Changing lenses for perspective

Leadership Network member Tessa Ma'auga's exhibition Kāpuia ngā aho 單絲不綫 looks at narratives around Chineseness and the links between Chinese and Maori cultures. The exhibition is a collaboration between Tessa and fellow artist Wai Ching Chan. It is on at The Physics Room in Ōtautahi Christchurch until April 24.
Wai Ching Chan and Tessa Ma'auga

Tessa Ma'auga and Wai Ching Chan at The Physics Room

In the 1860s Chinese men sailed from southern China’s Guangdong province to the goldfields of Otago.

Yet, despite more than a century-and-a-half of living in Aotearoa, Chinese New Zealanders are still too often perceived as foreign.

At home in Palmeston North, award-winning sculptor Tessa Ma’auga is challenging this us-and-them narrative as she completes her PhD in creative arts at Massey University Te Kunenga ki Pūrehuroa in Te Papaioea.

Tessa’s research is rethinking the story of Chineseness in Aotearoa, partly by ditching a Pākeha lens in favour of a te ao Māori one.

She says for long enough, it’s been a dominant Pākeha narrative calling the shots – Chineseness has often been the other of the West.

“My research looks at the ancient whakapapa that exists between Aotearoa and China.”

three sheets of material with patterns and images

Tessa's work Longing for Homeland

Many, many moons ago, ancestors of the Polynesians left southern China on multi-hulled sail boats, migrating through Taiwan and the Phillipines and onward into the vast Pacific.

It’s a bit of a no-brainer then, that there’s much that connects the two.

There’s a coherence that exists between the origin narratives, philosophical worldviews, cultural practices and visual arts indigenous to southern China and te ao Māori, Tessa says.

But, it’s that last one, the visual arts, that gets Tessa going.

For her PhD, Tessa’s honing in on fibre-based art to explore connections across Aotearoa and southern China.

“The fibre in my artwork is used as a medium to explore the nature of these relationships...across cultures or ethnicities, with the environment, with human beings, with our ancestors. 

“Weaving, lashing, knots – they can speak across cultures. There’s kind of a universal language to it.”

At primary school in Paekākāriki on the Kapiti Coast, Tessa was in a te reo Māori immersion class.

“It’s shaped my perception of life here in Aotearoa. It’s grounded in an understanding that life in Aotearoa should be grounded in te ao Māori.”

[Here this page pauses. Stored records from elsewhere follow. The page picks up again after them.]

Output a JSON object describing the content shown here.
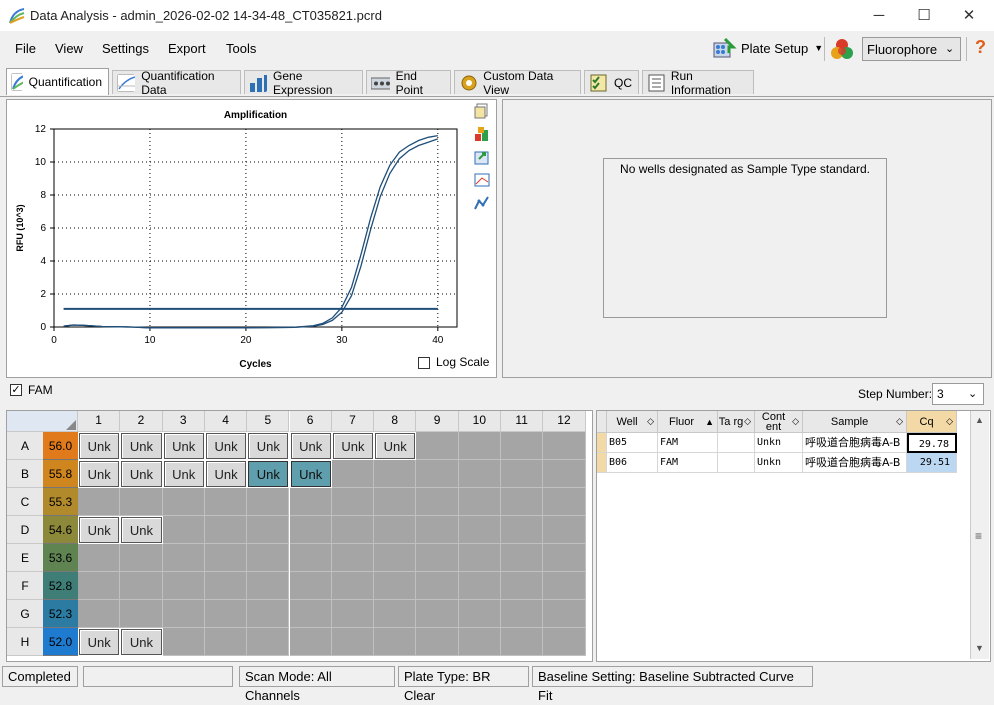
{
  "window": {
    "title": "Data Analysis - admin_2026-02-02 14-34-48_CT035821.pcrd",
    "minimize": "─",
    "maximize": "☐",
    "close": "✕"
  },
  "menu": [
    "File",
    "View",
    "Settings",
    "Export",
    "Tools"
  ],
  "toolbar": {
    "plate_setup": "Plate Setup",
    "fluorophore": "Fluorophore",
    "help": "?"
  },
  "tabs": [
    {
      "label": "Quantification",
      "icon": "amplification-curve-icon",
      "active": true
    },
    {
      "label": "Quantification Data",
      "icon": "data-chart-icon"
    },
    {
      "label": "Gene Expression",
      "icon": "bar-chart-icon"
    },
    {
      "label": "End Point",
      "icon": "endpoint-icon"
    },
    {
      "label": "Custom Data View",
      "icon": "gear-icon"
    },
    {
      "label": "QC",
      "icon": "checklist-icon"
    },
    {
      "label": "Run Information",
      "icon": "document-icon"
    }
  ],
  "chart_data": {
    "type": "line",
    "title": "Amplification",
    "xlabel": "Cycles",
    "ylabel": "RFU (10^3)",
    "xlim": [
      0,
      42
    ],
    "ylim": [
      0,
      12
    ],
    "xticks": [
      0,
      10,
      20,
      30,
      40
    ],
    "yticks": [
      0,
      2,
      4,
      6,
      8,
      10,
      12
    ],
    "grid": true,
    "threshold": 1.1,
    "series": [
      {
        "well": "B05",
        "color": "#1f4e79",
        "x": [
          1,
          2,
          3,
          5,
          8,
          10,
          12,
          15,
          20,
          25,
          27,
          28,
          29,
          30,
          31,
          32,
          33,
          34,
          35,
          36,
          37,
          38,
          39,
          40
        ],
        "y": [
          0.05,
          0.12,
          0.1,
          0.03,
          0,
          -0.05,
          -0.05,
          -0.05,
          -0.05,
          -0.02,
          0.05,
          0.15,
          0.4,
          0.9,
          1.9,
          3.7,
          5.9,
          7.9,
          9.3,
          10.2,
          10.7,
          11.0,
          11.2,
          11.4
        ]
      },
      {
        "well": "B06",
        "color": "#1f4e79",
        "x": [
          1,
          2,
          3,
          5,
          8,
          10,
          12,
          15,
          20,
          25,
          27,
          28,
          29,
          30,
          31,
          32,
          33,
          34,
          35,
          36,
          37,
          38,
          39,
          40
        ],
        "y": [
          0.05,
          0.12,
          0.1,
          0.03,
          0,
          -0.05,
          -0.05,
          -0.05,
          -0.05,
          -0.02,
          0.07,
          0.22,
          0.55,
          1.2,
          2.4,
          4.4,
          6.6,
          8.5,
          9.8,
          10.6,
          11.0,
          11.3,
          11.5,
          11.6
        ]
      }
    ]
  },
  "chart_panel": {
    "log_scale_label": "Log Scale",
    "log_scale_checked": false
  },
  "standard_panel": {
    "message": "No wells designated as Sample Type standard."
  },
  "fam": {
    "label": "FAM",
    "checked": true
  },
  "step": {
    "label": "Step Number:",
    "value": "3"
  },
  "plate": {
    "columns": [
      "1",
      "2",
      "3",
      "4",
      "5",
      "6",
      "7",
      "8",
      "9",
      "10",
      "11",
      "12"
    ],
    "rows": [
      {
        "label": "A",
        "temp": "56.0",
        "color": "#e07a1a",
        "wells": [
          "Unk",
          "Unk",
          "Unk",
          "Unk",
          "Unk",
          "Unk",
          "Unk",
          "Unk",
          "",
          "",
          "",
          ""
        ],
        "selected": []
      },
      {
        "label": "B",
        "temp": "55.8",
        "color": "#cf861f",
        "wells": [
          "Unk",
          "Unk",
          "Unk",
          "Unk",
          "Unk",
          "Unk",
          "",
          "",
          "",
          "",
          "",
          ""
        ],
        "selected": [
          4,
          5
        ]
      },
      {
        "label": "C",
        "temp": "55.3",
        "color": "#b18a2c",
        "wells": [
          "",
          "",
          "",
          "",
          "",
          "",
          "",
          "",
          "",
          "",
          "",
          ""
        ],
        "selected": []
      },
      {
        "label": "D",
        "temp": "54.6",
        "color": "#8c8a3a",
        "wells": [
          "Unk",
          "Unk",
          "",
          "",
          "",
          "",
          "",
          "",
          "",
          "",
          "",
          ""
        ],
        "selected": []
      },
      {
        "label": "E",
        "temp": "53.6",
        "color": "#5f8452",
        "wells": [
          "",
          "",
          "",
          "",
          "",
          "",
          "",
          "",
          "",
          "",
          "",
          ""
        ],
        "selected": []
      },
      {
        "label": "F",
        "temp": "52.8",
        "color": "#3f7d77",
        "wells": [
          "",
          "",
          "",
          "",
          "",
          "",
          "",
          "",
          "",
          "",
          "",
          ""
        ],
        "selected": []
      },
      {
        "label": "G",
        "temp": "52.3",
        "color": "#2b7ba2",
        "wells": [
          "",
          "",
          "",
          "",
          "",
          "",
          "",
          "",
          "",
          "",
          "",
          ""
        ],
        "selected": []
      },
      {
        "label": "H",
        "temp": "52.0",
        "color": "#1f7bd0",
        "wells": [
          "Unk",
          "Unk",
          "",
          "",
          "",
          "",
          "",
          "",
          "",
          "",
          "",
          ""
        ],
        "selected": []
      }
    ]
  },
  "table": {
    "headers": [
      "Well",
      "Fluor",
      "Ta rg",
      "Cont ent",
      "Sample",
      "Cq"
    ],
    "rows": [
      [
        "B05",
        "FAM",
        "",
        "Unkn",
        "呼吸道合胞病毒A-B",
        "29.78"
      ],
      [
        "B06",
        "FAM",
        "",
        "Unkn",
        "呼吸道合胞病毒A-B",
        "29.51"
      ]
    ]
  },
  "status": {
    "state": "Completed",
    "scan_mode": "Scan Mode: All Channels",
    "plate_type": "Plate Type: BR Clear",
    "baseline": "Baseline Setting: Baseline Subtracted Curve Fit"
  }
}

She was definitely the sole Chinese in the class; her family, the sole Chinese in their neighbourhood, she says. 

“You kind of forget what you look like to others.

“You can tell when people treat you in a certain way that they expect you to be, you know, this kind of stereotype.

“Out of my siblings, I look the most Chinese and at times throughout my life I’ve had people say they’re surprised I speak English so well, or as I walk down the street sometimes people say ‘ni hao’ or ‘konnichiwa’.” 

This sort of casual racism is normalised for Chinese New Zealanders, but coming together to acknowledge it is relatively new, she reckons.

“Over the generations there's been a lot of assimilation - kind of try and keep your Chineseness invisible, keep your head down and work, don't cause any trouble. 

“There's also a cultural thing - you don't complain.”

But things feel different for her and her contemporaries – they’re experiencing a level of comfort that provides a freedom to start talking through some of the issues, she says.

While she talks through her art, there are still challenges carving out a space for the discussions, she says.

“A lot of the institutions - you know, the museums, the galleries - they come from a colonial history.

“They’re starting to diversify or there's conversations around decolonization and indigenisation of these spaces.

“But, I think even the contemporary art world has left out the Chinese diaspora in Aotearoa.”

Tessa and her whānau

Tessa’s on a mission to demystify art, so the themes of her work and that of her colleagues can have the most impact.

“I'm hoping to bring in or collaborate with others of southern Chinese heritage to pull out their voice or highlight their kind of change up the ways we do art exhibitions and openings, trying to have a bit more of a discussion, a shared conversation.

“Sometimes, especially in the contemporary art world, the artwork itself can be so hard to read.

“It's hard to know what artists are saying, sometimes, because it’s a very conceptual language, intellectual, even, accessible to only a certain population.

“I want it to feel joyful and uplifting again, connected with village or community and enhancing collective life and wellbeing.”